Isabel Vaughan-Spruce, who was seen being arrested on a viral video last Winter after admitting to police that she “might be” praying in her head, was criminally charged and tried in court in March. She was found “not guilty”, but promptly re-arrested for thinking prayerful thoughts in the same location weeks later.
“It is not for the government to determine my beliefs on abortion, my beliefs that women deserve better support, nor police the faith that I hold in my own mind. I’m delighted to see the Home Secretary clarify to police that it is not a crime to pray inside your own mind. This is a basic tenet of a free democracy – yet I have been arrested twice for doing no more than that,” said Isabel Vaughan-Spruce in reaction to the Home Secretary’s letter.
Months after her second arrest, for which she was released on bail in March, Isabel continues to await news as to whether she will again face criminal charges and be ordered to attend Court.
“If Isabel had been shouting loudly about climate change on the street where she stood, there would have been no arrest. But because her silent, personal thoughts expressed a particular view on abortion – one that is not approved of by the authorities – she was arrested, dragged through the courts, found innocent, re-arrested, and now has been waiting months with a possible court case looming over her while authorities take their time to decide whether her thoughts were allegedly “criminal”,” explained Jeremiah Igunnubole, legal counsel for ADF UK, who continues to support Vaughan-Spruce’s legal defence.
“Widespread abuses of freedom to think”
A father and Afghanistan Veteran is also awaiting justice, having entered a “not guilty” plea at Poole Magistrates Court in August.
Adam Smith-Connor was approached by local council officials and asked “the nature of his prayer” when he was found praying on the street near the Bournemouth abortion facility.
The army veteran prayed with his back to the clinic to avoid any impression that he was there to approach any women accessing the facility. He told officers that he was praying about his own experience of abortion, in which he had lost his son. The resulting fixed penalty notice detailed that Smith-Connor was fined, and subsequently charged, for “praying for his deceased son”.
Smith-Connor awaits criminal trial at Poole Magistrates’ Court in 16th November.
Father Sean Gough, a Birmingham priest, was also criminally tried for silently praying in the Birmingham censorship zone or “buffer zone”. The priest, who has been involved in supporting a counselling ministry for post-abortive women, was also charged for praying for freedom of speech and having a small bumper sticker affixed to his car within the zone, reading “unborn lives matter”. With support from the legal organisation ADF UK, he was found innocent in court in February.
An “urgent need” for legal change

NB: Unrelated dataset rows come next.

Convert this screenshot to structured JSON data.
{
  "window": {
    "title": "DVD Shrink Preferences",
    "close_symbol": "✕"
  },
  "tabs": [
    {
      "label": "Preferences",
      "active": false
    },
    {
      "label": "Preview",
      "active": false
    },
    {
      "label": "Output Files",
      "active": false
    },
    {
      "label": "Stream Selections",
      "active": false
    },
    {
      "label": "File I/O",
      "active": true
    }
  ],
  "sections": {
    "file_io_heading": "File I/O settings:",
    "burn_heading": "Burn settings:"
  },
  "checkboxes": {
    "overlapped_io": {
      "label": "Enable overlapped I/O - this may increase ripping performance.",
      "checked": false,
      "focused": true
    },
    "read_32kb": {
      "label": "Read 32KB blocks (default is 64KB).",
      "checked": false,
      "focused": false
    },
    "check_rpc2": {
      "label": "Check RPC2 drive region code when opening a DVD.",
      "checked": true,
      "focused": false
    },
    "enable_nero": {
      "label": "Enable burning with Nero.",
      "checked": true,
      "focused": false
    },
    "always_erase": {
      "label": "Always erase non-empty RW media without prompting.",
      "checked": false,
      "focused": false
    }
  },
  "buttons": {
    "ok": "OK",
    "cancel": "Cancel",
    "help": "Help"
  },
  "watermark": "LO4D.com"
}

The Home Secretary’s letter to the police force comes as public confidence in policing hits a low, with Ipsos polling revealing this summer that more people rate the current standard of policing in Britain as bad (36%) than good (31%).
4 in 10 Brits believe police are more interested in ‘wokeness’ than catching criminals, according to a survey carried out by Public First.
“The Crown Prosecution Service, the Magistrates, and the Home Secretary have rightly concluded that silent prayer is not unlawful. Freedom of thought is an absolute right. Yet this basic fact, supported by domestic and international law, has not been brought to bear by West Midlands Police and Bournemouth City Council, who have sought to criminalise Isabel Vaughan Spruce and Adam Smith-Connor, respectively, for nothing other than praying in their minds.
There is now an urgent need for legal changes to stem the trend of policing by politics and return to policing by consent. We hope the Home Secretary’s public commitment to tackling the issue will be brought to bear in legislation and guidance,” concluded ADF UK’s legal counsel Jeremiah Igunnubole, who has been supporting the legal defense of all three individuals facing prosecution for silently praying in an abortion facility censorship zone.
Photo: Jeremiah Igunnubole, Legal Counsel for ADF UK (centre), talks to Isabel Vaughan-Spruce and Adam Smith-Connor.